┌──

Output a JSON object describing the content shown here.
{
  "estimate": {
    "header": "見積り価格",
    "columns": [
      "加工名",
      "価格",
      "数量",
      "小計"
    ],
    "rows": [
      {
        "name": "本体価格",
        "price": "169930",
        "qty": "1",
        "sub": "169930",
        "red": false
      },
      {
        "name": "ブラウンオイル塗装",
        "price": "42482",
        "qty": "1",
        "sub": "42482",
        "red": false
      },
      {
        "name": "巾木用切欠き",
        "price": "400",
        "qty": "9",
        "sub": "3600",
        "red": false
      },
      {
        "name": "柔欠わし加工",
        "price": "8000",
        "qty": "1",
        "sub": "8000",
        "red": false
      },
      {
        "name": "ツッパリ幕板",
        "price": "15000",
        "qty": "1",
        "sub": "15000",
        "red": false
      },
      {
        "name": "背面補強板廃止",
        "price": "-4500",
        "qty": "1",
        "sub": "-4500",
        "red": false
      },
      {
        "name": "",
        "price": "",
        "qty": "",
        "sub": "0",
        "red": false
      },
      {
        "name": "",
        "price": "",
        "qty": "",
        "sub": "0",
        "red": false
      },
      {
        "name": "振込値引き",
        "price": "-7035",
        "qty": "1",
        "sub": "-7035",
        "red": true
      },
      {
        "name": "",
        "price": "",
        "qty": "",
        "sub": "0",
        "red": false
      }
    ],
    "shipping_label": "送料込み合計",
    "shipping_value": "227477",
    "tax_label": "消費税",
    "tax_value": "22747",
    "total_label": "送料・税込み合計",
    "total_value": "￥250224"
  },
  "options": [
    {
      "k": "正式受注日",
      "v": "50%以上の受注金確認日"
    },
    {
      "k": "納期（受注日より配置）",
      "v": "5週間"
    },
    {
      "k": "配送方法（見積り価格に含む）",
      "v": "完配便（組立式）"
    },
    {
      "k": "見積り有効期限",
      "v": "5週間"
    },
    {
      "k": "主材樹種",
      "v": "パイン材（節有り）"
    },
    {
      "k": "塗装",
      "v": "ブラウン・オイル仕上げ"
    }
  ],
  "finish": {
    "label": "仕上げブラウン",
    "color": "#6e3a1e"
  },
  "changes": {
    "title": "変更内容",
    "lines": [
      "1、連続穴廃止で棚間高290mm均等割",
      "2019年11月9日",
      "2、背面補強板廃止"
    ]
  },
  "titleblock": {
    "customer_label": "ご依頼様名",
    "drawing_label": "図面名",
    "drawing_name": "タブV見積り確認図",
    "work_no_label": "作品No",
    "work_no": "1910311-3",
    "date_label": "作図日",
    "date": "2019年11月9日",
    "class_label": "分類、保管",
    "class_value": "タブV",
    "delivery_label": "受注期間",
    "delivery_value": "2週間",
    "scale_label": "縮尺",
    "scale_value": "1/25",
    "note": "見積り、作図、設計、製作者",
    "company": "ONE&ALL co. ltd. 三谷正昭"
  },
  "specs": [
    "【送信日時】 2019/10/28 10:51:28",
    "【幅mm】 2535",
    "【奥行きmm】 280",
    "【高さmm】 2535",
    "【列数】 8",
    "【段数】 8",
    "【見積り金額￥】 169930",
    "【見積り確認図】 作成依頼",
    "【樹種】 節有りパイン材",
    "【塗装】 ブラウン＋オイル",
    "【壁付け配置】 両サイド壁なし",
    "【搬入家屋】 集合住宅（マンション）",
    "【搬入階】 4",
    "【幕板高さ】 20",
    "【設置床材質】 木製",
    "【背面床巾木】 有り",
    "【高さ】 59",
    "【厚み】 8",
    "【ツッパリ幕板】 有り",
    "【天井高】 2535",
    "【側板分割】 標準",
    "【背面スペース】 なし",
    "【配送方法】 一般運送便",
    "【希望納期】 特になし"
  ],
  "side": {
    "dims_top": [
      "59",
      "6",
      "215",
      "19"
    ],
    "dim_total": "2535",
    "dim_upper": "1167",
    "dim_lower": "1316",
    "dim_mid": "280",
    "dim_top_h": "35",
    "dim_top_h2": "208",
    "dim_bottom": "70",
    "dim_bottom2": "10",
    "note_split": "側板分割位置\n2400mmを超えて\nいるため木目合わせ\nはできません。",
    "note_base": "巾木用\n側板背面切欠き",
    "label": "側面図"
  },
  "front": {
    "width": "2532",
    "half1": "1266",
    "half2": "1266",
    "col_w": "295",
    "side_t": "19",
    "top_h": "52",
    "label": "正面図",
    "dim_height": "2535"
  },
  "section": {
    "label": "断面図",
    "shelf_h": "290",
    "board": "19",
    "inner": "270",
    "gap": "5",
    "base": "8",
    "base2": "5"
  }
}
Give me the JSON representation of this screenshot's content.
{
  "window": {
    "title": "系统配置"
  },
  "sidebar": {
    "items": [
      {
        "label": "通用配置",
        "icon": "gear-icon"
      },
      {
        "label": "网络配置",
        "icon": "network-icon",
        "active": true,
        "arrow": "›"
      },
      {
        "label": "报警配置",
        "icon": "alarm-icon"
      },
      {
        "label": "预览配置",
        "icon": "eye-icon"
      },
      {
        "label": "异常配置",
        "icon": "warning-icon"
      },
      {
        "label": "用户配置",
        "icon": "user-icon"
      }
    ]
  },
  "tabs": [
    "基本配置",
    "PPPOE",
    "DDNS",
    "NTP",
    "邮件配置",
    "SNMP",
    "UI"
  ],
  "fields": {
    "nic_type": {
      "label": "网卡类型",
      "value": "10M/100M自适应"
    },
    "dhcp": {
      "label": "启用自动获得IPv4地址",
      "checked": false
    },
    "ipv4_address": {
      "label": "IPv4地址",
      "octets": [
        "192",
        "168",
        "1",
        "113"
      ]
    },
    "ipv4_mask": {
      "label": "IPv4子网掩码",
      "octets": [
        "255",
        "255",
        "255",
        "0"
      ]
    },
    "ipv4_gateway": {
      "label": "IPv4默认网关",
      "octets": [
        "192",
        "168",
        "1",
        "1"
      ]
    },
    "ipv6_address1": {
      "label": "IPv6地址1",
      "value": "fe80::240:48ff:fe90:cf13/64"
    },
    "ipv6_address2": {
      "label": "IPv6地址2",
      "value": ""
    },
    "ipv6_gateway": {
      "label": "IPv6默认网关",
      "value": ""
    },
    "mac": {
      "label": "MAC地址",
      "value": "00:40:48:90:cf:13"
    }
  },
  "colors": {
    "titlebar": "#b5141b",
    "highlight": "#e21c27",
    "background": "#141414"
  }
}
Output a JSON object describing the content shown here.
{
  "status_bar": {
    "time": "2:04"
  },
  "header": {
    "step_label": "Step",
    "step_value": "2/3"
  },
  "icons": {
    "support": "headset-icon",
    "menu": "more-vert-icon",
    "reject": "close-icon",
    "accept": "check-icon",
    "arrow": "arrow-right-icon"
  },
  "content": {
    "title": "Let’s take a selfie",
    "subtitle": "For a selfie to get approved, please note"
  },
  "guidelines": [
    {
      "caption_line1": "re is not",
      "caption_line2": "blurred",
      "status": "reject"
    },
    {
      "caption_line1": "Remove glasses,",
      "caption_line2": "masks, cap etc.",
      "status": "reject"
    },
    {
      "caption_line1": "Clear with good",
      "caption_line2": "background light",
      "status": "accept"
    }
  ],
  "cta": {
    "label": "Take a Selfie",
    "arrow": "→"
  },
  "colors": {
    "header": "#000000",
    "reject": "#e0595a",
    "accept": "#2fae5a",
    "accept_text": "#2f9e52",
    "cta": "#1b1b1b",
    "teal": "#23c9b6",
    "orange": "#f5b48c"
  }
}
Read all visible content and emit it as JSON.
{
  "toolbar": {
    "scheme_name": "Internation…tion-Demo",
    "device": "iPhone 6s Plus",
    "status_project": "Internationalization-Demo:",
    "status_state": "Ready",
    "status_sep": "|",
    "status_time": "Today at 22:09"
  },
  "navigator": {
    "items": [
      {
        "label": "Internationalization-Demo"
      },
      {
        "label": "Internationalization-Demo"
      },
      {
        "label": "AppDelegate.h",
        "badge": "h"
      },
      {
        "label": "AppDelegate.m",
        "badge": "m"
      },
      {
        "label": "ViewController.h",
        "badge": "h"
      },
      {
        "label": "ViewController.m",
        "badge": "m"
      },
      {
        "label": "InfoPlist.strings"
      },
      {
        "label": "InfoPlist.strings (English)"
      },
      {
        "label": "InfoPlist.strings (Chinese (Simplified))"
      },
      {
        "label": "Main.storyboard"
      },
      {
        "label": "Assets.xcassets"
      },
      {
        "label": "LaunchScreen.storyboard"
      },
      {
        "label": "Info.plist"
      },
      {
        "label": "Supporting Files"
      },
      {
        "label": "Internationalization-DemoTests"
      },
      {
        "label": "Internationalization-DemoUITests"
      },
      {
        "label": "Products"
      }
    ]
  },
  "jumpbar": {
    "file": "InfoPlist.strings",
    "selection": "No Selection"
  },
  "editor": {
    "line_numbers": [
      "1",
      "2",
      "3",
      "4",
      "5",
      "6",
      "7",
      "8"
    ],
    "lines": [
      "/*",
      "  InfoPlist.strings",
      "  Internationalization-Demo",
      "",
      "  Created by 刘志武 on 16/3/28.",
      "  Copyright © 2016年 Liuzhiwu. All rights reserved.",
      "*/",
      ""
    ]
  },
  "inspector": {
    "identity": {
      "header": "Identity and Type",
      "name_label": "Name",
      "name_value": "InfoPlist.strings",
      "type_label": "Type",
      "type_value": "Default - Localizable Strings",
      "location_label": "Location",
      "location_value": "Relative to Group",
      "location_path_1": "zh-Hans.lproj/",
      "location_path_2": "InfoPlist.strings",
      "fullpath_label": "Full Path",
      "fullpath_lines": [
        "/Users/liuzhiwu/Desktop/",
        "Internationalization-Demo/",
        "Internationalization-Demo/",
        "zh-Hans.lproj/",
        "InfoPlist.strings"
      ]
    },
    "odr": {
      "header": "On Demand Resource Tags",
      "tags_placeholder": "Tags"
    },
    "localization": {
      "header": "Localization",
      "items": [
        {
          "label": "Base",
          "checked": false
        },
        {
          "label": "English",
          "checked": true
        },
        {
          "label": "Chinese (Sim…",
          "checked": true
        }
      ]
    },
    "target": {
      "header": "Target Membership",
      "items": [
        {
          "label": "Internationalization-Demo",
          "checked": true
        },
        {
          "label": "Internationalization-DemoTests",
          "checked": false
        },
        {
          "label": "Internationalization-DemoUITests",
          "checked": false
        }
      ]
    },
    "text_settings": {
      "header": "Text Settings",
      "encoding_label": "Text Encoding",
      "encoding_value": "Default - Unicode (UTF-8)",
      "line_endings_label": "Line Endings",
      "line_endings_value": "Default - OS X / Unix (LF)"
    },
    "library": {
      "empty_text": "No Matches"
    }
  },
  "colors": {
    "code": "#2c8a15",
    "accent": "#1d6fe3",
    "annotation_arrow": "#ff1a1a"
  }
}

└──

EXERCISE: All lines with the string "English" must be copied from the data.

RESPONSE AREA:
        "label": "InfoPlist.strings (English)"
          "label": "English",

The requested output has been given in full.